» **EXERCISE**: Pull each line holding "sender" out of the entries below.

[Recorded data]

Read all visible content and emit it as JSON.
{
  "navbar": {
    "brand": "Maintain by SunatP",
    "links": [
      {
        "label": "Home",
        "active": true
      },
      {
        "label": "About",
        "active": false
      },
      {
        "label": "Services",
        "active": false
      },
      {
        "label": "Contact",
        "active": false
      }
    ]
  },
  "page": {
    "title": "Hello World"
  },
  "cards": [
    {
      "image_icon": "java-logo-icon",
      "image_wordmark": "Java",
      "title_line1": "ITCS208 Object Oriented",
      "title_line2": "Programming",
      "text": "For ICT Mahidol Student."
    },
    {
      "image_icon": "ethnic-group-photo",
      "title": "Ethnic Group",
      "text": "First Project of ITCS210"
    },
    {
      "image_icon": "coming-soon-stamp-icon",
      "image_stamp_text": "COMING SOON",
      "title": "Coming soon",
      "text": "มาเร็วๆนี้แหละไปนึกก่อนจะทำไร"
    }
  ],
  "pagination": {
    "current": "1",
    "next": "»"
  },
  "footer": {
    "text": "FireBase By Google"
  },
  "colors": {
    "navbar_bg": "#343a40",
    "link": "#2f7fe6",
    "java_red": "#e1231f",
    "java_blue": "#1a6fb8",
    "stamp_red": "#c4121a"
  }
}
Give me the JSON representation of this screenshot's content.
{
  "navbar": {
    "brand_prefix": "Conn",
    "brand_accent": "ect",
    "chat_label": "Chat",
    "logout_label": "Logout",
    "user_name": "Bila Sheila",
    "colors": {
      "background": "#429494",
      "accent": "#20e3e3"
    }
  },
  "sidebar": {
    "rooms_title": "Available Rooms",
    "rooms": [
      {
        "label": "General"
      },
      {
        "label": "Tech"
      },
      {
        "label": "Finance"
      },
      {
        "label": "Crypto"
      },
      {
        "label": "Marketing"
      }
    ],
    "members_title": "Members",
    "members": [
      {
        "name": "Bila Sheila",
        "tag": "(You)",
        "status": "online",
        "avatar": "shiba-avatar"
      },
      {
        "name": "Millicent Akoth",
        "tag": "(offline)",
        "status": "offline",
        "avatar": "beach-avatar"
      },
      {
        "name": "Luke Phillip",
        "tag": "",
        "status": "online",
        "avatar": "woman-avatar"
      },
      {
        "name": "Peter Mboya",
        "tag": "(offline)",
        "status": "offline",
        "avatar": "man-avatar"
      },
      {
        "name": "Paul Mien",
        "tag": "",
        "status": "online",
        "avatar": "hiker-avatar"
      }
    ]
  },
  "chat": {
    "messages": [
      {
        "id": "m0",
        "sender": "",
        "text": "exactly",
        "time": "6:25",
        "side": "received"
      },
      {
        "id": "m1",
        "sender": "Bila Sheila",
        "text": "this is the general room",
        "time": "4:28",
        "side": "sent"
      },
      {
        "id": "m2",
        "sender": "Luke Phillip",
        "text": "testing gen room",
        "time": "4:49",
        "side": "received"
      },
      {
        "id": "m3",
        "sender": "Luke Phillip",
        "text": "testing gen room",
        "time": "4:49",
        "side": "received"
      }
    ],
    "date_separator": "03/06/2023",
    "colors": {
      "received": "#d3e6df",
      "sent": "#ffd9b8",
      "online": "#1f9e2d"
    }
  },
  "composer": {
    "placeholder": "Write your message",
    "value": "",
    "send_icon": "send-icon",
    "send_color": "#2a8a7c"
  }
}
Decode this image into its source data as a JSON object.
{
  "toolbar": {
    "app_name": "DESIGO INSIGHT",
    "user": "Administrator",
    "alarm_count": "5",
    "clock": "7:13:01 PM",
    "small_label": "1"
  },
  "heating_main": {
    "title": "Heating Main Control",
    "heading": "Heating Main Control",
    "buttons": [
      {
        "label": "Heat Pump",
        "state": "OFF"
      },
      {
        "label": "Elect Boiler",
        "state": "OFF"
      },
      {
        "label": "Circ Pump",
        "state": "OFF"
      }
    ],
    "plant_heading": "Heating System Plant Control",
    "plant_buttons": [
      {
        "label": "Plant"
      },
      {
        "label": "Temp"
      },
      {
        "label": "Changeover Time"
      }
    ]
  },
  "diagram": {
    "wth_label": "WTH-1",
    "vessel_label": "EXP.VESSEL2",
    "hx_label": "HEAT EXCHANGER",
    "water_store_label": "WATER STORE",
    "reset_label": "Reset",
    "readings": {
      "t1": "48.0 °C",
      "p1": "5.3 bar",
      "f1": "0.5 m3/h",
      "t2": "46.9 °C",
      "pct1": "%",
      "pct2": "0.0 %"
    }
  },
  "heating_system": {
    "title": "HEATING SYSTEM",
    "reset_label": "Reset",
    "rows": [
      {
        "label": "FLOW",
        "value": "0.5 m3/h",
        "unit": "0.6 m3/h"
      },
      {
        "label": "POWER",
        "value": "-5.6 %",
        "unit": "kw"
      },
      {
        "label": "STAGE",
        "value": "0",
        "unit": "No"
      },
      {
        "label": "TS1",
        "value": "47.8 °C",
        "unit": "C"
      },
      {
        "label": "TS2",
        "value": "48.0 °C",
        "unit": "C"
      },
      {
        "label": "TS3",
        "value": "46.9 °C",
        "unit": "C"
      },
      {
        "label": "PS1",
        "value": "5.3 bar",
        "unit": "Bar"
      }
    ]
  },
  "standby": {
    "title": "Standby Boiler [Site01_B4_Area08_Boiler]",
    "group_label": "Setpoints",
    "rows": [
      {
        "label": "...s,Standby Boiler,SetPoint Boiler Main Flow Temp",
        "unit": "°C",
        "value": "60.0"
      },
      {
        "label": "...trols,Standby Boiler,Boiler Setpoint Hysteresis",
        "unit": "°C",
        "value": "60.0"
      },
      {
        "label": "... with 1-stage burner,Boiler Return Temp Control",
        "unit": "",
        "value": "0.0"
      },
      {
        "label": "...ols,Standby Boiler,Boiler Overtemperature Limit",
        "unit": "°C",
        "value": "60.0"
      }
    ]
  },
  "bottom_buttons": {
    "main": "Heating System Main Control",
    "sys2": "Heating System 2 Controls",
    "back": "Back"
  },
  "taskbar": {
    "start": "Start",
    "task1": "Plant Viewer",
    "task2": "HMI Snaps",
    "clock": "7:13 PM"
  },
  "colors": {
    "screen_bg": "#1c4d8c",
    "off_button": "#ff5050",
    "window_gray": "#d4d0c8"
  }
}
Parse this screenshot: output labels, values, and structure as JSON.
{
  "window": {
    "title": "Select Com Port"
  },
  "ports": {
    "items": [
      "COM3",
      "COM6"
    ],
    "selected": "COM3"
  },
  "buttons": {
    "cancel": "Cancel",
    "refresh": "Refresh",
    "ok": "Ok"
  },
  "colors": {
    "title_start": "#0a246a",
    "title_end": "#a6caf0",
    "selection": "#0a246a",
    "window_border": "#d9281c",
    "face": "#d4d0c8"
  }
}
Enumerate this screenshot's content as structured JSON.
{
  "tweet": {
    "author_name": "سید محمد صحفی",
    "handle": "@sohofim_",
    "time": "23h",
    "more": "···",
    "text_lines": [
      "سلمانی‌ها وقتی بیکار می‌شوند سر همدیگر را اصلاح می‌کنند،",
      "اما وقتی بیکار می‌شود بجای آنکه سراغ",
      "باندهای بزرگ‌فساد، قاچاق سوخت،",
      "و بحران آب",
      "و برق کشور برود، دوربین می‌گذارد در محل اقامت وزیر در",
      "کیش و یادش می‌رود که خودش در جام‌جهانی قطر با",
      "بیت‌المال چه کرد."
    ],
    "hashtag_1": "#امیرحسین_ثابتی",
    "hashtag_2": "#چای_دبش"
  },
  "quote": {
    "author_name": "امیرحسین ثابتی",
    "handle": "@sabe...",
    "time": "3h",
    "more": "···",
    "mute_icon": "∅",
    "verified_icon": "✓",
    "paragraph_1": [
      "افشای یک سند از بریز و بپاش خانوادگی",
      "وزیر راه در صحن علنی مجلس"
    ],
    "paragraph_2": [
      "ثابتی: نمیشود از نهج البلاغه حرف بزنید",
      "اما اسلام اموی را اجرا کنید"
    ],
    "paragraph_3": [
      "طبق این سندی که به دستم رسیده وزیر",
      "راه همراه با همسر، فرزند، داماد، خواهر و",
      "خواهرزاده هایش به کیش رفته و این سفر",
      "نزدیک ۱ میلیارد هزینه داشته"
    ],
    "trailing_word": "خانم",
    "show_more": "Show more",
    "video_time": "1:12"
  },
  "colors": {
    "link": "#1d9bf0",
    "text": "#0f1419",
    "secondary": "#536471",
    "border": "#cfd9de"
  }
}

» **SOLUTION FOR THIS EXERCISE**:
        "sender": "",
        "sender": "Bila Sheila",
        "sender": "Luke Phillip",
        "sender": "Luke Phillip",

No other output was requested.